Variability in design flood flows from alternative rainfall temporal patterns
- Publication Type:
- Conference Proceeding
- Hydrology and Water Resources Symposium 2014, HWRS 2014 - Conference Proceedings, 2014, pp. 36 - 43
- Issue Date:
Copyright Clearance Process
- Recently Added
- In Progress
- Closed Access
This item is closed access and not available.

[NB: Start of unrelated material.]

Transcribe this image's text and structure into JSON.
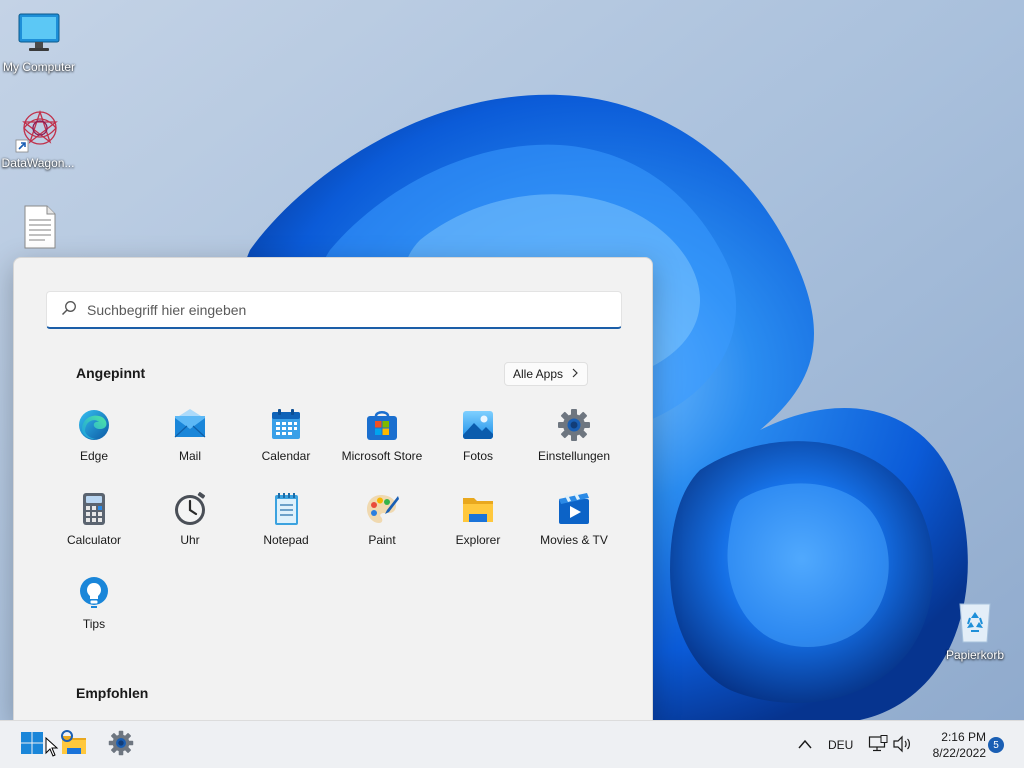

Design flood estimation remains a problem for many engineering hydrologists. Advice is required regarding design flood characteristics for design of culverts and bridges, urban drainage systems, flood mitigation levees, dam spillways, and many other situations. The important flood characteristic depends on the nature of the problem, but typically is either the peak flow rate, peak level, hydrograph rate of rise, flood volume, or system failure. As discussed by Ball et al. (2011), a common approach for estimation of the peak flow is application of catchment modelling systems with the frequency of rainfall intensity transferred to the predicted peak flow rate. This approach assumes the temporal variability of rainfall does not influence the frequency transferral. Using rainfall temporal patterns generated using the approach of Varga et al. (2009), 60 alternative non-dimensional patterns were generated. These alternative temporal patterns were combined with the Intensity-Frequency-Duration information at Sydney to generate storm bursts over the full range of frequencies. The resultant storm bursts were applied to a SWMM based model of the Centennial Park catchment in Sydney Australia. Predicted flows for the various frequencies were analysed to ascertain the variability in the predicted peak flow arising from the temporal pattern of the rainfall and hence the validity of the assumption that the temporal pattern of rainfall does not influence the transferral of the rainfall frequency to the predicted flow frequency. Presented in this paper are the results of an investigation into the validity of this assumption.
Please use this identifier to cite or link to this item: